They finally came for me at 11:20, and I went back down to the same place, same room, same technician, who had shot my pre-op studies. A had a different Radiology Resident, a pleasant and attractive woman this time, and I had to drink a different substance, something that is radio-opaque and would not harm me if it leaked into my abdomen. They warned me it tasted bad, but it tastes no worse than cough syrup, and I was happy to drink anything at that point. I was into my 62nd hour of total fasting by mouth.

They got sort of crappy pictures, just like the pre-op studies, and my surgeon was unhappy with the report he got from the pre-op studies (i.e., unhappy with some Radiologist's performance, in other words), but he said there were no leaks, I could start drinking water.

He asked me if there was anything else he could do and I told him to make sure someone knows to take my Foley out. He offered to take it out right then, being a classic surgeon in some ways--he has a almost genetic preference for acting, and he asked for a syringe and took it out.

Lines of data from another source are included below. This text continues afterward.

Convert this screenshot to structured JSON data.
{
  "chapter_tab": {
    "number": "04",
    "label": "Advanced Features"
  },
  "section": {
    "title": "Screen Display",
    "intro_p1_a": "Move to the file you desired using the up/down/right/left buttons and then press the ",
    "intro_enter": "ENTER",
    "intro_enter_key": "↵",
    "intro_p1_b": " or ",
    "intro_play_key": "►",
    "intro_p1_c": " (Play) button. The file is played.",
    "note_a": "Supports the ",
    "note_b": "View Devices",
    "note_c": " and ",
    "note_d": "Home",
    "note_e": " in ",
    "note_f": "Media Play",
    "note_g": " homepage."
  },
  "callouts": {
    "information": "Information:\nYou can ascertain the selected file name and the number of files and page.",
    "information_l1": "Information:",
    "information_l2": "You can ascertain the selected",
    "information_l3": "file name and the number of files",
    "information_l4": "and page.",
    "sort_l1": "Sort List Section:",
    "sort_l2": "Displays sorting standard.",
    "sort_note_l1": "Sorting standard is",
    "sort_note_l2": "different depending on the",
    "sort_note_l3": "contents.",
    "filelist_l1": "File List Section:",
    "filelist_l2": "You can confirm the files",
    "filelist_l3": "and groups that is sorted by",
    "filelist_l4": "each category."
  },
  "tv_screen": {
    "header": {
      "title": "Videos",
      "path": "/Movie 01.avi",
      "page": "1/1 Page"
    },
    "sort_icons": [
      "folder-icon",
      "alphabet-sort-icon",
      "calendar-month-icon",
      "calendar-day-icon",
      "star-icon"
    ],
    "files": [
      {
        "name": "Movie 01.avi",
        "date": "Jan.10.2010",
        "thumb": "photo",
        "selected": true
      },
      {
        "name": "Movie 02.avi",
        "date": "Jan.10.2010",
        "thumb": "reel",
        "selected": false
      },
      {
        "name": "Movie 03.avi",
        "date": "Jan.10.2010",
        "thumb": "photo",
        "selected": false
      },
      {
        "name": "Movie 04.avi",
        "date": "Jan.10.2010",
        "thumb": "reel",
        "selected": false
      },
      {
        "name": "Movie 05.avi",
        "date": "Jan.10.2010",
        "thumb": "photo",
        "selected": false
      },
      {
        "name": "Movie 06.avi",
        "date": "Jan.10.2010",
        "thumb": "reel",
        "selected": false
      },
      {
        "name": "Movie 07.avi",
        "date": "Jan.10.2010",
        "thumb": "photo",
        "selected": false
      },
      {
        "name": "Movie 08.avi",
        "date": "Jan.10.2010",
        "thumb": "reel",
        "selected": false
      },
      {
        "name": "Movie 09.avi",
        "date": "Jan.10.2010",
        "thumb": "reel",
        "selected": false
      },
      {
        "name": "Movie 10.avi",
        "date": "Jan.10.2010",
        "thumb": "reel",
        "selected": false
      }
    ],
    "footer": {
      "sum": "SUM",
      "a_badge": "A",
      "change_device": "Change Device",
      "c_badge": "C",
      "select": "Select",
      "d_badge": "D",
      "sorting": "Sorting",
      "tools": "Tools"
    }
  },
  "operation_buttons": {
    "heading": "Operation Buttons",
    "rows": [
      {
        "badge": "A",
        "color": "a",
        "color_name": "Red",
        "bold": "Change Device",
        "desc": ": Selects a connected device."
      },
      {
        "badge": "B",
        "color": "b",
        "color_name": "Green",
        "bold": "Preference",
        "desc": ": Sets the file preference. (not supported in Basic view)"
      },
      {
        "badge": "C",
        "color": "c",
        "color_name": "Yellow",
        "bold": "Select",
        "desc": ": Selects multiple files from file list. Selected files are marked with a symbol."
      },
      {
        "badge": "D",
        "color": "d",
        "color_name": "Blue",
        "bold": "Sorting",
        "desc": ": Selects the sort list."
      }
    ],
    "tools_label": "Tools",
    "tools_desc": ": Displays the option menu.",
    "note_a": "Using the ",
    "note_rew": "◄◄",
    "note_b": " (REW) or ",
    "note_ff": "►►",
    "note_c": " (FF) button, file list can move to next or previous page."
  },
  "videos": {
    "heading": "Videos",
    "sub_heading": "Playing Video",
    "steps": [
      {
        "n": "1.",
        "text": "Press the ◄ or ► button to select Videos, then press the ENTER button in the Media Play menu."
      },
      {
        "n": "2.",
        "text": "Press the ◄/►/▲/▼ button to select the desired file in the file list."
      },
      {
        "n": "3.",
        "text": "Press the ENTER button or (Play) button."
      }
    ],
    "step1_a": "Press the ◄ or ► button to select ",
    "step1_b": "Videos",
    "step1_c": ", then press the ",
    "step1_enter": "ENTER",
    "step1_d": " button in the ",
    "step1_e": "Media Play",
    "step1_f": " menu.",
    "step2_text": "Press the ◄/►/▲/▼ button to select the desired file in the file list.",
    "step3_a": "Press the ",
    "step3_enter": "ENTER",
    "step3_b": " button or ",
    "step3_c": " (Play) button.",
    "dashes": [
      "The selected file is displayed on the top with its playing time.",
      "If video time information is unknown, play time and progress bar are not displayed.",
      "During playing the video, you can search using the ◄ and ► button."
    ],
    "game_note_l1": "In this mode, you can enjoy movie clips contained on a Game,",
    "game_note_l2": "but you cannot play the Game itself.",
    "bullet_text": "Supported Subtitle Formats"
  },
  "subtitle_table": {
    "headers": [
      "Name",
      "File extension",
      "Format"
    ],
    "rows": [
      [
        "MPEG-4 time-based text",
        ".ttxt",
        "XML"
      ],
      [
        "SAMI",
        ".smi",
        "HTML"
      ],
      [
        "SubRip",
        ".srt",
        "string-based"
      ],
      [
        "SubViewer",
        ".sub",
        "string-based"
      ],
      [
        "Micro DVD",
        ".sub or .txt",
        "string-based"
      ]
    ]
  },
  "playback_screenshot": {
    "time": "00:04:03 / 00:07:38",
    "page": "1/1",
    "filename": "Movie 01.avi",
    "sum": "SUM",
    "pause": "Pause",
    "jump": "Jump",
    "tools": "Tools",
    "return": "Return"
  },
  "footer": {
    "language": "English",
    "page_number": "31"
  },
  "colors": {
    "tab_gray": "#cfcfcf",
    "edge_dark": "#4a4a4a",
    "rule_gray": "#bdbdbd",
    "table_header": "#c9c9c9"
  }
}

Ouch. I resolved back when I was in nursing school to never get myself into a situation where I had to have an indwelling urinary catheter, colloquially called a "Foley." Oh well, another resolution down the drain, but I have to credit my surgeon with the awareness and sensitivity to wait until I was under anesthesia to place it. Taking it out hurt, they should tell people to hit their PCA pump before they do that.

Except I didn't have mine. This is a mistake I made in self-management, I have no one to blame but myself for this.

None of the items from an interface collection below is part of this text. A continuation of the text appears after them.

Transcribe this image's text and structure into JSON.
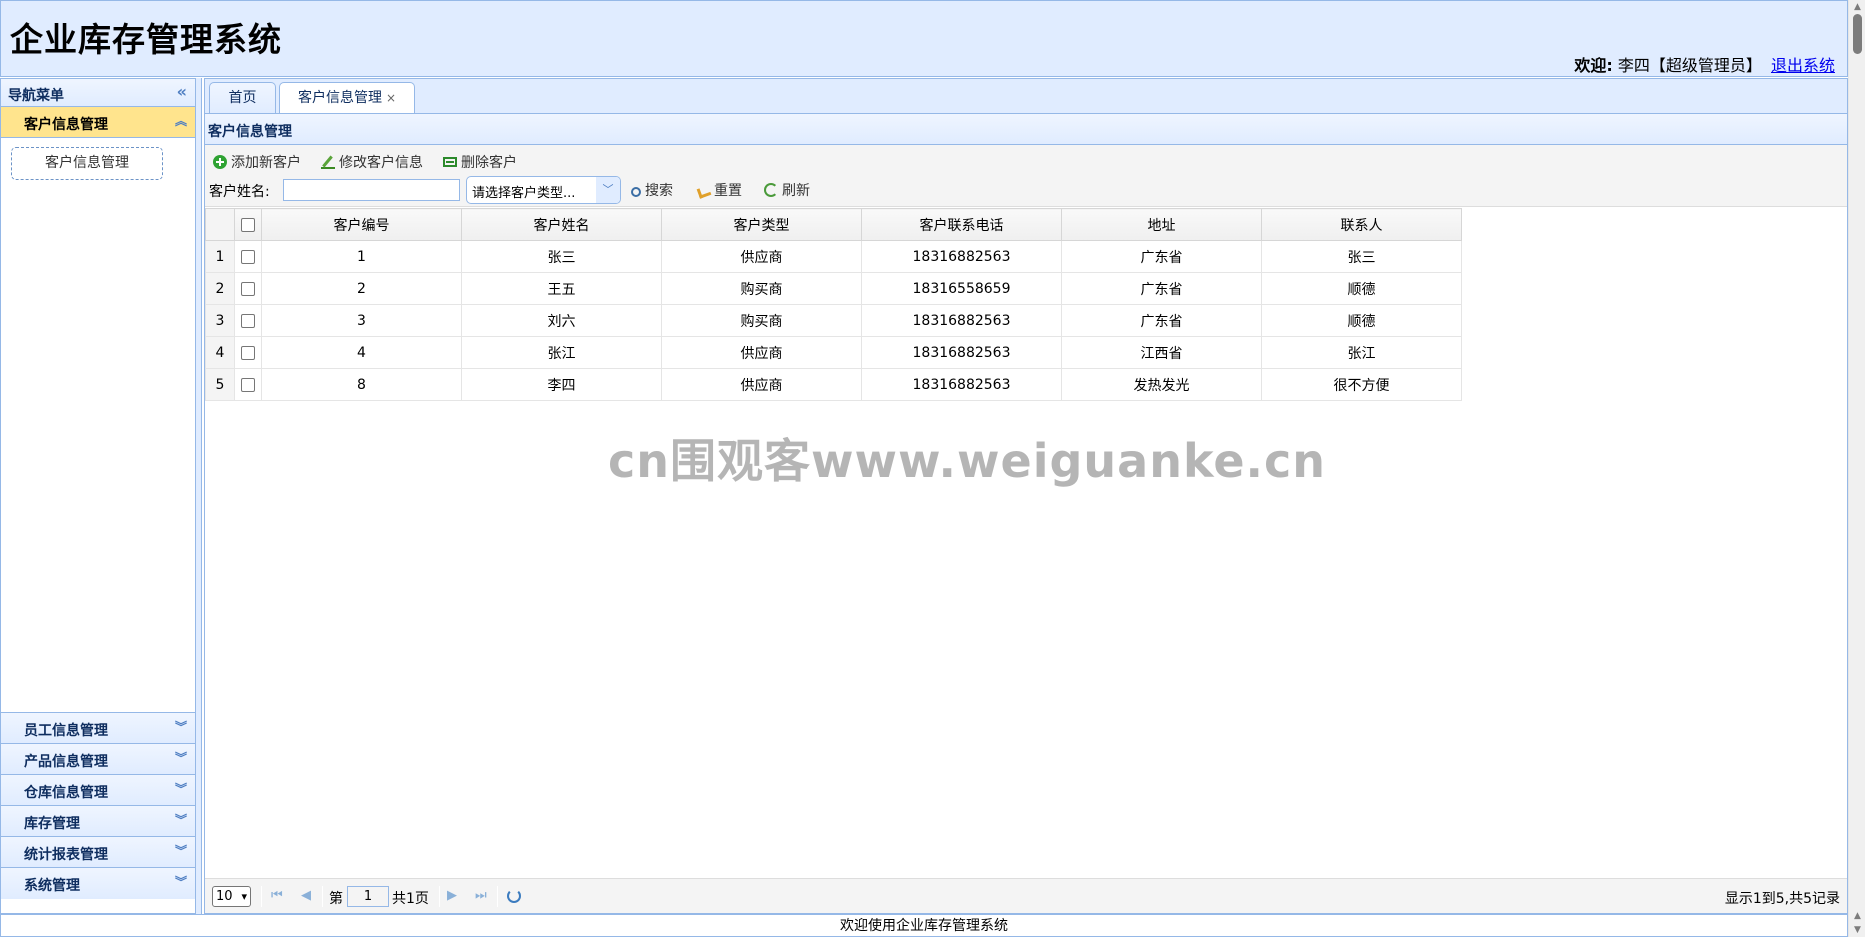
{
  "header": {
    "title": "企业库存管理系统",
    "welcome_label": "欢迎:",
    "user": "李四【超级管理员】",
    "logout": "退出系统"
  },
  "nav": {
    "title": "导航菜单",
    "sections": [
      {
        "label": "客户信息管理",
        "expanded": true,
        "links": [
          "客户信息管理"
        ]
      },
      {
        "label": "员工信息管理"
      },
      {
        "label": "产品信息管理"
      },
      {
        "label": "仓库信息管理"
      },
      {
        "label": "库存管理"
      },
      {
        "label": "统计报表管理"
      },
      {
        "label": "系统管理"
      }
    ]
  },
  "tabs": [
    {
      "label": "首页",
      "active": false
    },
    {
      "label": "客户信息管理",
      "active": true,
      "closable": true
    }
  ],
  "panel": {
    "title": "客户信息管理",
    "toolbar": {
      "add": "添加新客户",
      "edit": "修改客户信息",
      "remove": "删除客户",
      "name_label": "客户姓名:",
      "name_value": "",
      "type_placeholder": "请选择客户类型...",
      "search": "搜索",
      "reset": "重置",
      "refresh": "刷新"
    },
    "grid": {
      "columns": [
        "客户编号",
        "客户姓名",
        "客户类型",
        "客户联系电话",
        "地址",
        "联系人"
      ],
      "rows": [
        {
          "num": "1",
          "cells": [
            "1",
            "张三",
            "供应商",
            "18316882563",
            "广东省",
            "张三"
          ]
        },
        {
          "num": "2",
          "cells": [
            "2",
            "王五",
            "购买商",
            "18316558659",
            "广东省",
            "顺德"
          ]
        },
        {
          "num": "3",
          "cells": [
            "3",
            "刘六",
            "购买商",
            "18316882563",
            "广东省",
            "顺德"
          ]
        },
        {
          "num": "4",
          "cells": [
            "4",
            "张江",
            "供应商",
            "18316882563",
            "江西省",
            "张江"
          ]
        },
        {
          "num": "5",
          "cells": [
            "8",
            "李四",
            "供应商",
            "18316882563",
            "发热发光",
            "很不方便"
          ]
        }
      ]
    },
    "pager": {
      "page_size": "10",
      "page_prefix": "第",
      "page_number": "1",
      "page_total": "共1页",
      "info": "显示1到5,共5记录"
    }
  },
  "watermark": "cn围观客www.weiguanke.cn",
  "footer": "欢迎使用企业库存管理系统"
}
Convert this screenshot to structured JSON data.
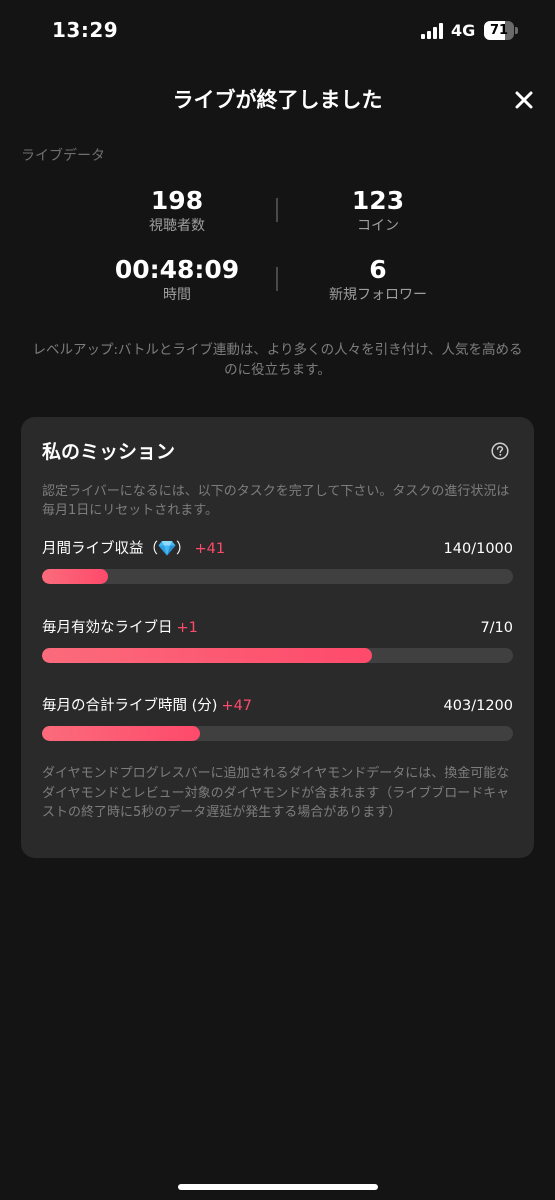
{
  "status_bar": {
    "time": "13:29",
    "network": "4G",
    "battery_level": "71"
  },
  "header": {
    "title": "ライブが終了しました",
    "close_icon": "close-icon"
  },
  "live_data": {
    "section_label": "ライブデータ",
    "stats": [
      {
        "value": "198",
        "label": "視聴者数"
      },
      {
        "value": "123",
        "label": "コイン"
      },
      {
        "value": "00:48:09",
        "label": "時間"
      },
      {
        "value": "6",
        "label": "新規フォロワー"
      }
    ],
    "level_note": "レベルアップ:バトルとライブ連動は、より多くの人々を引き付け、人気を高めるのに役立ちます。"
  },
  "mission": {
    "title": "私のミッション",
    "help_icon": "question-circle-icon",
    "description": "認定ライバーになるには、以下のタスクを完了して下さい。タスクの進行状況は毎月1日にリセットされます。",
    "tasks": [
      {
        "name": "月間ライブ収益（",
        "name_suffix": "）",
        "icon": "diamond-icon",
        "delta": "+41",
        "progress_text": "140/1000",
        "progress": 0.14
      },
      {
        "name": "毎月有効なライブ日",
        "delta": "+1",
        "progress_text": "7/10",
        "progress": 0.7
      },
      {
        "name": "毎月の合計ライブ時間 (分)",
        "delta": "+47",
        "progress_text": "403/1200",
        "progress": 0.336
      }
    ],
    "footnote": "ダイヤモンドプログレスバーに追加されるダイヤモンドデータには、換金可能なダイヤモンドとレビュー対象のダイヤモンドが含まれます（ライブブロードキャストの終了時に5秒のデータ遅延が発生する場合があります）"
  },
  "colors": {
    "background": "#141414",
    "card": "#2a2a2a",
    "accent": "#fe4a6b",
    "track": "#404040"
  }
}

They disconnected my IV before I went down for the imaging. To his credit, my nurse invited me to consider pressing the button before he did so, since I would be without it for a while. I did have incisional pain, not serious, well-managed with what was in the pump, but it would break-through when I changed positions in the way I was going to have to on the table for the imaging.

Then, the transport team let me sit in a staging area for more than an hour, then when I got back to the room, my Foley was out, I put my street clothes back on, and I failed to ask anyone for pain meds, I was single-mindedly interested in discharge. I knew I was sitting in a germ cesspool with fresh incisions, I wanted the hell out of there as quickly as possible.

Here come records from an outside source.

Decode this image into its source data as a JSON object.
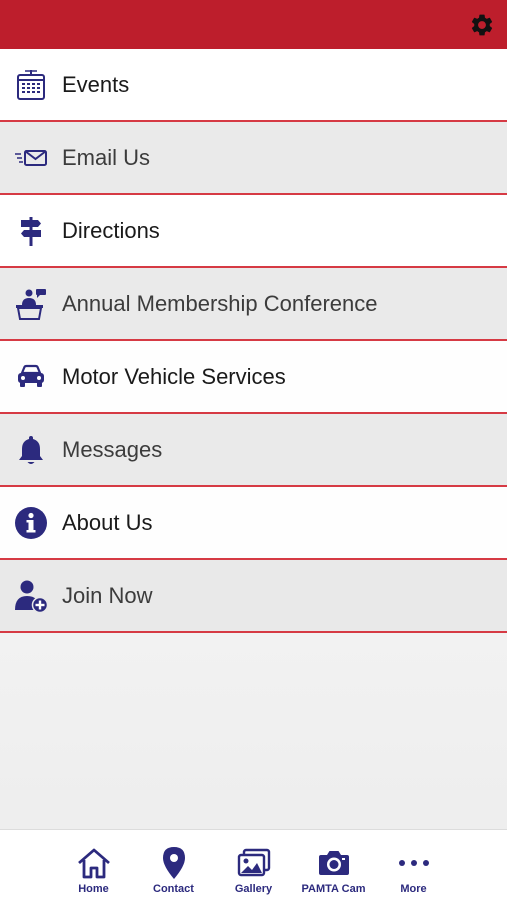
{
  "header": {
    "settings_icon": "gear-icon",
    "bar_color": "#bd1e2c"
  },
  "menu": {
    "items": [
      {
        "label": "Events",
        "icon": "calendar-icon"
      },
      {
        "label": "Email Us",
        "icon": "email-icon"
      },
      {
        "label": "Directions",
        "icon": "signpost-icon"
      },
      {
        "label": "Annual Membership Conference",
        "icon": "conference-speaker-icon"
      },
      {
        "label": "Motor Vehicle Services",
        "icon": "car-icon"
      },
      {
        "label": "Messages",
        "icon": "bell-icon"
      },
      {
        "label": "About Us",
        "icon": "info-icon"
      },
      {
        "label": "Join Now",
        "icon": "add-user-icon"
      }
    ],
    "divider_color": "#d63a44",
    "icon_color": "#2c2a7e"
  },
  "tabbar": {
    "tabs": [
      {
        "label": "Home",
        "icon": "home-icon"
      },
      {
        "label": "Contact",
        "icon": "map-pin-icon"
      },
      {
        "label": "Gallery",
        "icon": "gallery-icon"
      },
      {
        "label": "PAMTA Cam",
        "icon": "camera-icon"
      },
      {
        "label": "More",
        "icon": "more-icon"
      }
    ]
  }
}
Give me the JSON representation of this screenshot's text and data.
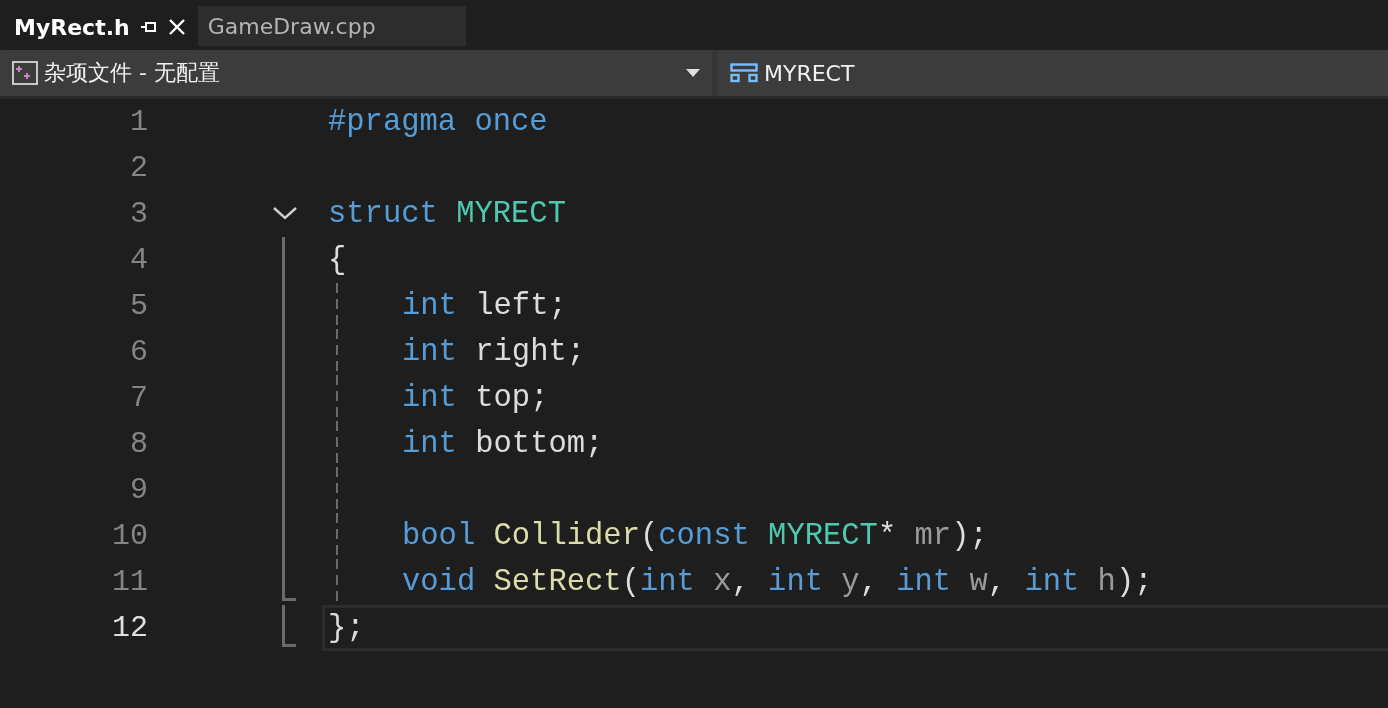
{
  "tabs": [
    {
      "label": "MyRect.h",
      "selected": true
    },
    {
      "label": "GameDraw.cpp",
      "selected": false
    }
  ],
  "navigation_bar": {
    "project": "杂项文件 - 无配置",
    "scope": "MYRECT"
  },
  "editor": {
    "lines": [
      {
        "number": "1",
        "tokens": [
          {
            "text": "#pragma once",
            "kind": "keyword"
          }
        ]
      },
      {
        "number": "2"
      },
      {
        "number": "3",
        "foldable": true,
        "expanded": true,
        "tokens": [
          {
            "text": "struct",
            "kind": "keyword",
            "space_after": true
          },
          {
            "text": "MYRECT",
            "kind": "type"
          }
        ],
        "children": [
          {
            "number": "4",
            "tokens": [
              {
                "text": "{",
                "kind": "plain"
              }
            ],
            "children": [
              {
                "number": "5",
                "tokens": [
                  {
                    "text": "int",
                    "kind": "keyword",
                    "space_after": true
                  },
                  {
                    "text": "left;",
                    "kind": "plain"
                  }
                ]
              },
              {
                "number": "6",
                "tokens": [
                  {
                    "text": "int",
                    "kind": "keyword",
                    "space_after": true
                  },
                  {
                    "text": "right;",
                    "kind": "plain"
                  }
                ]
              },
              {
                "number": "7",
                "tokens": [
                  {
                    "text": "int",
                    "kind": "keyword",
                    "space_after": true
                  },
                  {
                    "text": "top;",
                    "kind": "plain"
                  }
                ]
              },
              {
                "number": "8",
                "tokens": [
                  {
                    "text": "int",
                    "kind": "keyword",
                    "space_after": true
                  },
                  {
                    "text": "bottom;",
                    "kind": "plain"
                  }
                ]
              },
              {
                "number": "9"
              },
              {
                "number": "10",
                "tokens": [
                  {
                    "text": "bool",
                    "kind": "keyword",
                    "space_after": true
                  },
                  {
                    "text": "Collider",
                    "kind": "function"
                  },
                  {
                    "text": "(",
                    "kind": "plain"
                  },
                  {
                    "text": "const",
                    "kind": "keyword",
                    "space_after": true
                  },
                  {
                    "text": "MYRECT",
                    "kind": "type"
                  },
                  {
                    "text": "*",
                    "kind": "plain",
                    "space_after": true
                  },
                  {
                    "text": "mr",
                    "kind": "param"
                  },
                  {
                    "text": ");",
                    "kind": "plain"
                  }
                ]
              },
              {
                "number": "11",
                "tokens": [
                  {
                    "text": "void",
                    "kind": "keyword",
                    "space_after": true
                  },
                  {
                    "text": "SetRect",
                    "kind": "function"
                  },
                  {
                    "text": "(",
                    "kind": "plain"
                  },
                  {
                    "text": "int",
                    "kind": "keyword",
                    "space_after": true
                  },
                  {
                    "text": "x",
                    "kind": "param"
                  },
                  {
                    "text": ",",
                    "kind": "plain",
                    "space_after": true
                  },
                  {
                    "text": "int",
                    "kind": "keyword",
                    "space_after": true
                  },
                  {
                    "text": "y",
                    "kind": "param"
                  },
                  {
                    "text": ",",
                    "kind": "plain",
                    "space_after": true
                  },
                  {
                    "text": "int",
                    "kind": "keyword",
                    "space_after": true
                  },
                  {
                    "text": "w",
                    "kind": "param"
                  },
                  {
                    "text": ",",
                    "kind": "plain",
                    "space_after": true
                  },
                  {
                    "text": "int",
                    "kind": "keyword",
                    "space_after": true
                  },
                  {
                    "text": "h",
                    "kind": "param"
                  },
                  {
                    "text": ");",
                    "kind": "plain"
                  }
                ]
              }
            ]
          },
          {
            "number": "12",
            "current": true,
            "tokens": [
              {
                "text": "};",
                "kind": "plain"
              }
            ]
          }
        ]
      }
    ]
  }
}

About that time, I had a very nice surprise, two of my close friends (and two of the best-looking women I know) came to visit. It was great to see them, these were also two of the people I connected with the evening before surgery, and that really took my mind off my anxiety, impatience and growing incisional discomfort. Never underestimate the power of a visit to someone in the hospital, even if it is only breifly. Hospitals are deeply impersonal places, and having loved ones around brings you back to your personhood. It's important.

So, owing to a number of reasons, some good, some mindless, I forgot about my pain management, and by the time I was in a cab going home I was in moderate pain, 6-7 on a scale of 10. I still had to get my discharge meds filled, and I didn't have my wallet, and I didn't have enough cash with me to claim them from the pharmacy. Poor planning on my part, I failed myself as a case manager!

Anyway, I decided to sleep it off until the fixes I put in place for all this came into place. I got meds about 7 that evening. So, from 11AM to 7PM I had no opioid coverage, half-lives being what they are, that means I had a sub-therapeutic level of opioids circulating from about 2pm on, which corresponds to what I was feeling. I hardly would have been able to sleep if I had done that to someone else, but since I had to endure the pain, I felt like I could cut myself some slack and I did sleep most of the time I was uncomfortable.

This was the biggest hitch I had in the entire peri-operative period. It wasn't bad. It was my first time under general anesthesia since I was 3 years old, it was my first major surgical procedure, my first hospitalization since Nixon was President, and as distasteful as it is conceptually to me, the actual experience was remarkably comfortable given what was actually being done to me. I was satisfied, the system mostly worked.

next - 3 weeks